_What you should do_
From the records below, copy the lines that include "true".
*** Dataset excerpts ***
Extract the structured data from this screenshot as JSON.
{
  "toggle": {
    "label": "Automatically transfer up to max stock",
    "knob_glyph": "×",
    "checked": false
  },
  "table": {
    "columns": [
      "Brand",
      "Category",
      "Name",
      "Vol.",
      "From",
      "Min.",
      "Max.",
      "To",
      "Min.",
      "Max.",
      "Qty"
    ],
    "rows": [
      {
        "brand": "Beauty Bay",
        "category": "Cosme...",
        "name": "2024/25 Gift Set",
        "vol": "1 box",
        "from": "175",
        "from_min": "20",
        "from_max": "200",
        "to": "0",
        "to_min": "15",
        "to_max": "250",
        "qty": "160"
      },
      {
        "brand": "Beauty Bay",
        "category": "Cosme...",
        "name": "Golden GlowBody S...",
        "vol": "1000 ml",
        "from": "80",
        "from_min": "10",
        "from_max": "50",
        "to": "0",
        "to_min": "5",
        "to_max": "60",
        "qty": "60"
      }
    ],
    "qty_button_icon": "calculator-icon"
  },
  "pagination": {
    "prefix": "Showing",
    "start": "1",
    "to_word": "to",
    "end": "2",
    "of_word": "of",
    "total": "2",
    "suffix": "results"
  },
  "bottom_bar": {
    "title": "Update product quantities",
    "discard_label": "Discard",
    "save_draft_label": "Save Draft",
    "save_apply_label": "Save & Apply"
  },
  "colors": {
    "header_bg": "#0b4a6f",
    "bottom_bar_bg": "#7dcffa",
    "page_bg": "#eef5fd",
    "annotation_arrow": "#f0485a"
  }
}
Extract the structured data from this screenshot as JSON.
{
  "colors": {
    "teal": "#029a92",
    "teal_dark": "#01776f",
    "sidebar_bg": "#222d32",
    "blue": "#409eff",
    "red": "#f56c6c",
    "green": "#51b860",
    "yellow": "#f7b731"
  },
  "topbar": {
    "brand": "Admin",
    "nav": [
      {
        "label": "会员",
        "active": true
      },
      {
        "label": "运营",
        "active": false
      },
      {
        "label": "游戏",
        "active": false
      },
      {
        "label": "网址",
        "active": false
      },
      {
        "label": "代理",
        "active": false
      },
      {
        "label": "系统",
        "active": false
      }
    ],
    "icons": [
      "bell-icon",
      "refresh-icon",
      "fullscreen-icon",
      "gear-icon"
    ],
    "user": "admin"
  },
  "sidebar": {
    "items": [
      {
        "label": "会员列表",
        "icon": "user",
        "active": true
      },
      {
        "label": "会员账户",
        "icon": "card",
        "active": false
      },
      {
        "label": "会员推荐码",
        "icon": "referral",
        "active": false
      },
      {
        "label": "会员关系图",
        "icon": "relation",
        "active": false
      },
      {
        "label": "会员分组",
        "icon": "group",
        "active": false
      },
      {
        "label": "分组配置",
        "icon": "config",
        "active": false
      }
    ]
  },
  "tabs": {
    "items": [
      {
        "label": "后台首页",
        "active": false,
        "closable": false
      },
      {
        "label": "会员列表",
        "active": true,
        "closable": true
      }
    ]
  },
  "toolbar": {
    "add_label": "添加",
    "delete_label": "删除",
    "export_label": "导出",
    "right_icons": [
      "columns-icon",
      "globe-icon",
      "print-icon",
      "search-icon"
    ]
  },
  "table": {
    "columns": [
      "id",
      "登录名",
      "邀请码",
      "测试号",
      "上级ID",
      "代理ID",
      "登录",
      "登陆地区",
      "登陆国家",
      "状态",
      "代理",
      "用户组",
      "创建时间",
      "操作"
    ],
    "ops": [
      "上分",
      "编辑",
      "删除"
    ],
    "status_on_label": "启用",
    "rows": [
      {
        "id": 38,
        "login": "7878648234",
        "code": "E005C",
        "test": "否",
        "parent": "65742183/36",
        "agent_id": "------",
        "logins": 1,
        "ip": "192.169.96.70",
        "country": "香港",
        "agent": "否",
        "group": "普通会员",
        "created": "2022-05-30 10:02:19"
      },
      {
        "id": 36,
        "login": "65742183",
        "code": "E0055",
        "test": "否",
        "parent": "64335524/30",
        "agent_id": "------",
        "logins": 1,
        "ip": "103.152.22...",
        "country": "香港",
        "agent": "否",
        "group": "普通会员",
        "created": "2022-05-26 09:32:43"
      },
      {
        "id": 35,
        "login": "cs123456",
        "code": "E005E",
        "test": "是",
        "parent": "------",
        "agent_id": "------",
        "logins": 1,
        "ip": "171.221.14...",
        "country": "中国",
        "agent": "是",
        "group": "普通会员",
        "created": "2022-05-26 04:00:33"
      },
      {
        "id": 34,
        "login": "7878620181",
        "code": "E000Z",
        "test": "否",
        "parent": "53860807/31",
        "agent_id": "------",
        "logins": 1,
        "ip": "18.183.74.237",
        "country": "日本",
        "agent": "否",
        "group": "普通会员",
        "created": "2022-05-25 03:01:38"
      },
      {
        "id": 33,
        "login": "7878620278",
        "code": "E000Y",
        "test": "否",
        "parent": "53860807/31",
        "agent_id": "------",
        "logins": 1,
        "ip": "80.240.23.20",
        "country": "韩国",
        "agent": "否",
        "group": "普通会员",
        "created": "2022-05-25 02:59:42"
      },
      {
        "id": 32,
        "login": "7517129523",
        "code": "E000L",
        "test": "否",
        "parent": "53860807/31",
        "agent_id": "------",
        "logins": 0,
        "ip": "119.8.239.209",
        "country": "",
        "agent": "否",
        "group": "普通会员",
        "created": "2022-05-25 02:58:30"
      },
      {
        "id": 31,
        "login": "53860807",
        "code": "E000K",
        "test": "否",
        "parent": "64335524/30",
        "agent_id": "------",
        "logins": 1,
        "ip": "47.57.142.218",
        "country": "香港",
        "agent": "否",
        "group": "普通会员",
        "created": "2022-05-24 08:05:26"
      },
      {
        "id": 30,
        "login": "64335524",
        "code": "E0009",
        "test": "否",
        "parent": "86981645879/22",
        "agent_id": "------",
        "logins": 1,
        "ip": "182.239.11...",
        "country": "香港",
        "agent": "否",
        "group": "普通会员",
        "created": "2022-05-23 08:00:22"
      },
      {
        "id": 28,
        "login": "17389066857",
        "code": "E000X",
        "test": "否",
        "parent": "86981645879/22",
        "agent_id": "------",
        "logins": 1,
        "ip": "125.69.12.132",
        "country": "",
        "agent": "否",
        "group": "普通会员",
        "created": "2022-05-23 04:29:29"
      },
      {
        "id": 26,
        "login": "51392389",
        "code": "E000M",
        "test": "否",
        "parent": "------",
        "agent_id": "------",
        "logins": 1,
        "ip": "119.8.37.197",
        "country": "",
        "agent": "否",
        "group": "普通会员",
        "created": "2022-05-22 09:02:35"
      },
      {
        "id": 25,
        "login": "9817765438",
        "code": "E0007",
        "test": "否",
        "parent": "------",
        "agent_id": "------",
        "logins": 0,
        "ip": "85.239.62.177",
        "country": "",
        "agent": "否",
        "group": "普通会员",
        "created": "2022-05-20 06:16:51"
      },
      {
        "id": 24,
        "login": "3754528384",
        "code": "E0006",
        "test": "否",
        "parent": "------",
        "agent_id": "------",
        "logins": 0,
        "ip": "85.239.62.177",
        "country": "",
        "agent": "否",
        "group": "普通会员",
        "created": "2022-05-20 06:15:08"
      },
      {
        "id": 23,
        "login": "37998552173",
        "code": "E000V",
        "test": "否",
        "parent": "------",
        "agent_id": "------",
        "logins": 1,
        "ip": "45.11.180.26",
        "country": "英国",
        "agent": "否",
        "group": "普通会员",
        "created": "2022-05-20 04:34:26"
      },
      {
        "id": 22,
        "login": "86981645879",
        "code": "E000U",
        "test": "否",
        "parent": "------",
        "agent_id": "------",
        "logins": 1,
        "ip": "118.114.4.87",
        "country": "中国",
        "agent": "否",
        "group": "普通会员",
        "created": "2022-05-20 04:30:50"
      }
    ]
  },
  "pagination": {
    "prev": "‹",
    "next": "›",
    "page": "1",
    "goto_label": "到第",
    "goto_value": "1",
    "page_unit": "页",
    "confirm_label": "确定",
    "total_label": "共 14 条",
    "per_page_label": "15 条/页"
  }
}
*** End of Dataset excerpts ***
_Exercise solution_
        "active": true
        "active": true
        "active": true,
        "closable": true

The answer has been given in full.